→ **HOW TO COMPLETE THIS TASK**
In the records below, some lines contain the word "emoji". Copy each of them.

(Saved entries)

----------

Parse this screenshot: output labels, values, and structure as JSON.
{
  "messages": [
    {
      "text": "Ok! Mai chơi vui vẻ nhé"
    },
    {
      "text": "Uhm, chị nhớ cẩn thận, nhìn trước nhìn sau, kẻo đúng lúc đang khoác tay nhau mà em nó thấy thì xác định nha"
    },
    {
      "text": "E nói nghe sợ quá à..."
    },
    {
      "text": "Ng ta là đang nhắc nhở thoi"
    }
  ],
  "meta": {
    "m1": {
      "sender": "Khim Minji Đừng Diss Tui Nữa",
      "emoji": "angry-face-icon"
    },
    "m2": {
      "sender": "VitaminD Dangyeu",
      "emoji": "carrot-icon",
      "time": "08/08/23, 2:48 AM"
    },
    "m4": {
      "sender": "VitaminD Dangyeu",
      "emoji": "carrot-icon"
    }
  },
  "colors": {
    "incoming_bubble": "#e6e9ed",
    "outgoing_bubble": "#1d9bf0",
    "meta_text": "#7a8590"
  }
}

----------

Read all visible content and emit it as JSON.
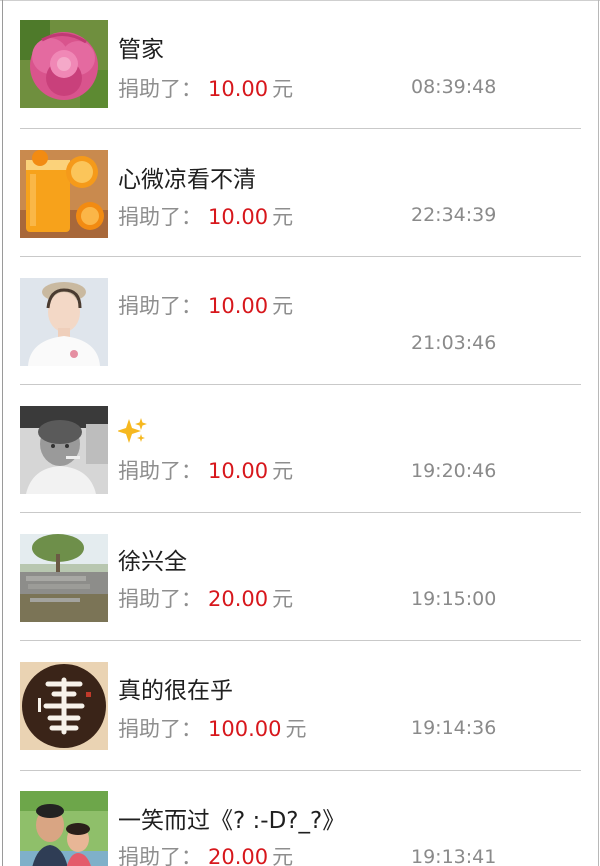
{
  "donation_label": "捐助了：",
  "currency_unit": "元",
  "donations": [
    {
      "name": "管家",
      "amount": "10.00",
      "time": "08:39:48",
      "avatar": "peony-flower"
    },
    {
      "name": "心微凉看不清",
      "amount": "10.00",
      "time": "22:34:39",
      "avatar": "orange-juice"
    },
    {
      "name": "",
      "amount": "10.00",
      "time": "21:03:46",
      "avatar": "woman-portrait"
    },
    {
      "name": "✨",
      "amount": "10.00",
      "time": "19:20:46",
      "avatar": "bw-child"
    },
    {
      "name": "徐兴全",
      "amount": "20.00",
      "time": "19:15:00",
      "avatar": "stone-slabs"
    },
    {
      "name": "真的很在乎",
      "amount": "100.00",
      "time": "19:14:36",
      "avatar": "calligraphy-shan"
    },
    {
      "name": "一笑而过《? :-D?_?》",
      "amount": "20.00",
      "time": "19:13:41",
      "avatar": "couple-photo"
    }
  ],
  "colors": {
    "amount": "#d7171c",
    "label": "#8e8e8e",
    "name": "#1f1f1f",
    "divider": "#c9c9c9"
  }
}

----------

→ **EXERCISE RESULT**
      "emoji": "angry-face-icon"
      "emoji": "carrot-icon",
      "emoji": "carrot-icon"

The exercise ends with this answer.